Work to be completed - Word for word, repeat all of the entries.

BEGIN Given data

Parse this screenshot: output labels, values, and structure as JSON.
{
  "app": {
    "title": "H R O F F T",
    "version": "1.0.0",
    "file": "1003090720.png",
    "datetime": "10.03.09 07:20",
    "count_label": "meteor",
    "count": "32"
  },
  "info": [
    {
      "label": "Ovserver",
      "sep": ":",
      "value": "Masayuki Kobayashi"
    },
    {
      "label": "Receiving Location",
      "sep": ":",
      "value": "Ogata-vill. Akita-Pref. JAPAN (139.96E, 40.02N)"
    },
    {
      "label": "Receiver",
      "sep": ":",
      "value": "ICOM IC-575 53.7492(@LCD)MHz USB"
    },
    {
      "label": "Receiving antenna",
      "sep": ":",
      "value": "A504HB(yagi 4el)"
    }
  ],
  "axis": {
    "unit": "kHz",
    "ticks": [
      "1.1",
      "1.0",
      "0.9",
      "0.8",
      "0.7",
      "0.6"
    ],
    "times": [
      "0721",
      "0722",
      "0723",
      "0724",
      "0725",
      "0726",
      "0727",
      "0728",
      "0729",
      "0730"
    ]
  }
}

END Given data

Written answer -
Parse this screenshot: output labels, values, and structure as JSON.
{
  "app": {
    "title": "H R O F F T",
    "version": "1.0.0",
    "file": "1003090720.png",
    "datetime": "10.03.09 07:20",
    "count_label": "meteor",
    "count": "32"
  },
  "info": [
    {
      "label": "Ovserver",
      "sep": ":",
      "value": "Masayuki Kobayashi"
    },
    {
      "label": "Receiving Location",
      "sep": ":",
      "value": "Ogata-vill. Akita-Pref. JAPAN (139.96E, 40.02N)"
    },
    {
      "label": "Receiver",
      "sep": ":",
      "value": "ICOM IC-575 53.7492(@LCD)MHz USB"
    },
    {
      "label": "Receiving antenna",
      "sep": ":",
      "value": "A504HB(yagi 4el)"
    }
  ],
  "axis": {
    "unit": "kHz",
    "ticks": [
      "1.1",
      "1.0",
      "0.9",
      "0.8",
      "0.7",
      "0.6"
    ],
    "times": [
      "0721",
      "0722",
      "0723",
      "0724",
      "0725",
      "0726",
      "0727",
      "0728",
      "0729",
      "0730"
    ]
  }
}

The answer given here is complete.